**Task brief**
Print every one of the records verbatim, omitting nothing.

──────── Provided records

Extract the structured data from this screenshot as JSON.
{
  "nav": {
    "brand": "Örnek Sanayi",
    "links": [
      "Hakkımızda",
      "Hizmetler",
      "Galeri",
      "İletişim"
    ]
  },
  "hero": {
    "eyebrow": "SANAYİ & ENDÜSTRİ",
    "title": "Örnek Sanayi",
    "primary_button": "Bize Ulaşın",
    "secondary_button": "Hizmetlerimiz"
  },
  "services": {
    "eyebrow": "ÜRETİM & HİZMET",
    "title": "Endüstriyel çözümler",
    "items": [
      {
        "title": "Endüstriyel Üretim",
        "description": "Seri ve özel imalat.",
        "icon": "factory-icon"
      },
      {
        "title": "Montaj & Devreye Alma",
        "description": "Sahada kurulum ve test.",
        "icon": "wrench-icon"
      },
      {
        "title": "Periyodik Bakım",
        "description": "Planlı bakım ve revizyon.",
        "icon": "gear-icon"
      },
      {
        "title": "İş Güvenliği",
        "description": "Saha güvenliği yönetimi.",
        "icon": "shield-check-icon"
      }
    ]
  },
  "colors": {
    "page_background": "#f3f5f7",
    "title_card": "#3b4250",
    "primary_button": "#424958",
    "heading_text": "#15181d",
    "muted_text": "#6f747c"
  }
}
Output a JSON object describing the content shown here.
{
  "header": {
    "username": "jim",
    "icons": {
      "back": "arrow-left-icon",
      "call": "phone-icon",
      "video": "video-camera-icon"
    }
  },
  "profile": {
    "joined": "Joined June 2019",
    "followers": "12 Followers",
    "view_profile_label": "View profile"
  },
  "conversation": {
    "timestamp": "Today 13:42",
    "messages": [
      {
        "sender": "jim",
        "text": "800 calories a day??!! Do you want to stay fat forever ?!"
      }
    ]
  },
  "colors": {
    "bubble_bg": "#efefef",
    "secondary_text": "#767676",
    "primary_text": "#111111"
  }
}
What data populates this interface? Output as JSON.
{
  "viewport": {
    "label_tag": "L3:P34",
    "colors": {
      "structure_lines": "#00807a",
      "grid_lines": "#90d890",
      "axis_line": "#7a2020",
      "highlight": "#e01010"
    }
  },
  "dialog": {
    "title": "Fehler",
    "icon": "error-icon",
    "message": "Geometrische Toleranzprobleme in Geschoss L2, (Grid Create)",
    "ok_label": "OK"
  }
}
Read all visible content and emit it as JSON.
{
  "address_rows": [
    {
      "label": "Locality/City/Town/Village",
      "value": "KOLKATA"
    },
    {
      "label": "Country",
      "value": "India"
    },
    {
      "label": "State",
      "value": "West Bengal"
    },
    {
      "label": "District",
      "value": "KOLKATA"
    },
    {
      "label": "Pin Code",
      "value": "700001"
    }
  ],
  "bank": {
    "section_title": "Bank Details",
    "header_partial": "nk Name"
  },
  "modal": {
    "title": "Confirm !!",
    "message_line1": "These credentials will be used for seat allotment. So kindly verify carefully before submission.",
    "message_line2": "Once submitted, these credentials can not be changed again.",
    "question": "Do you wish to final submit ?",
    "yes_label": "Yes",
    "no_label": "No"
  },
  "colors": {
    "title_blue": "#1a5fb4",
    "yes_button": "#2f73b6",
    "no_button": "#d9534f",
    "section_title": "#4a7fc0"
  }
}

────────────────

**Final answer**
Extract the structured data from this screenshot as JSON.
{
  "nav": {
    "brand": "Örnek Sanayi",
    "links": [
      "Hakkımızda",
      "Hizmetler",
      "Galeri",
      "İletişim"
    ]
  },
  "hero": {
    "eyebrow": "SANAYİ & ENDÜSTRİ",
    "title": "Örnek Sanayi",
    "primary_button": "Bize Ulaşın",
    "secondary_button": "Hizmetlerimiz"
  },
  "services": {
    "eyebrow": "ÜRETİM & HİZMET",
    "title": "Endüstriyel çözümler",
    "items": [
      {
        "title": "Endüstriyel Üretim",
        "description": "Seri ve özel imalat.",
        "icon": "factory-icon"
      },
      {
        "title": "Montaj & Devreye Alma",
        "description": "Sahada kurulum ve test.",
        "icon": "wrench-icon"
      },
      {
        "title": "Periyodik Bakım",
        "description": "Planlı bakım ve revizyon.",
        "icon": "gear-icon"
      },
      {
        "title": "İş Güvenliği",
        "description": "Saha güvenliği yönetimi.",
        "icon": "shield-check-icon"
      }
    ]
  },
  "colors": {
    "page_background": "#f3f5f7",
    "title_card": "#3b4250",
    "primary_button": "#424958",
    "heading_text": "#15181d",
    "muted_text": "#6f747c"
  }
}
Output a JSON object describing the content shown here.
{
  "header": {
    "username": "jim",
    "icons": {
      "back": "arrow-left-icon",
      "call": "phone-icon",
      "video": "video-camera-icon"
    }
  },
  "profile": {
    "joined": "Joined June 2019",
    "followers": "12 Followers",
    "view_profile_label": "View profile"
  },
  "conversation": {
    "timestamp": "Today 13:42",
    "messages": [
      {
        "sender": "jim",
        "text": "800 calories a day??!! Do you want to stay fat forever ?!"
      }
    ]
  },
  "colors": {
    "bubble_bg": "#efefef",
    "secondary_text": "#767676",
    "primary_text": "#111111"
  }
}
What data populates this interface? Output as JSON.
{
  "viewport": {
    "label_tag": "L3:P34",
    "colors": {
      "structure_lines": "#00807a",
      "grid_lines": "#90d890",
      "axis_line": "#7a2020",
      "highlight": "#e01010"
    }
  },
  "dialog": {
    "title": "Fehler",
    "icon": "error-icon",
    "message": "Geometrische Toleranzprobleme in Geschoss L2, (Grid Create)",
    "ok_label": "OK"
  }
}
Read all visible content and emit it as JSON.
{
  "address_rows": [
    {
      "label": "Locality/City/Town/Village",
      "value": "KOLKATA"
    },
    {
      "label": "Country",
      "value": "India"
    },
    {
      "label": "State",
      "value": "West Bengal"
    },
    {
      "label": "District",
      "value": "KOLKATA"
    },
    {
      "label": "Pin Code",
      "value": "700001"
    }
  ],
  "bank": {
    "section_title": "Bank Details",
    "header_partial": "nk Name"
  },
  "modal": {
    "title": "Confirm !!",
    "message_line1": "These credentials will be used for seat allotment. So kindly verify carefully before submission.",
    "message_line2": "Once submitted, these credentials can not be changed again.",
    "question": "Do you wish to final submit ?",
    "yes_label": "Yes",
    "no_label": "No"
  },
  "colors": {
    "title_blue": "#1a5fb4",
    "yes_button": "#2f73b6",
    "no_button": "#d9534f",
    "section_title": "#4a7fc0"
  }
}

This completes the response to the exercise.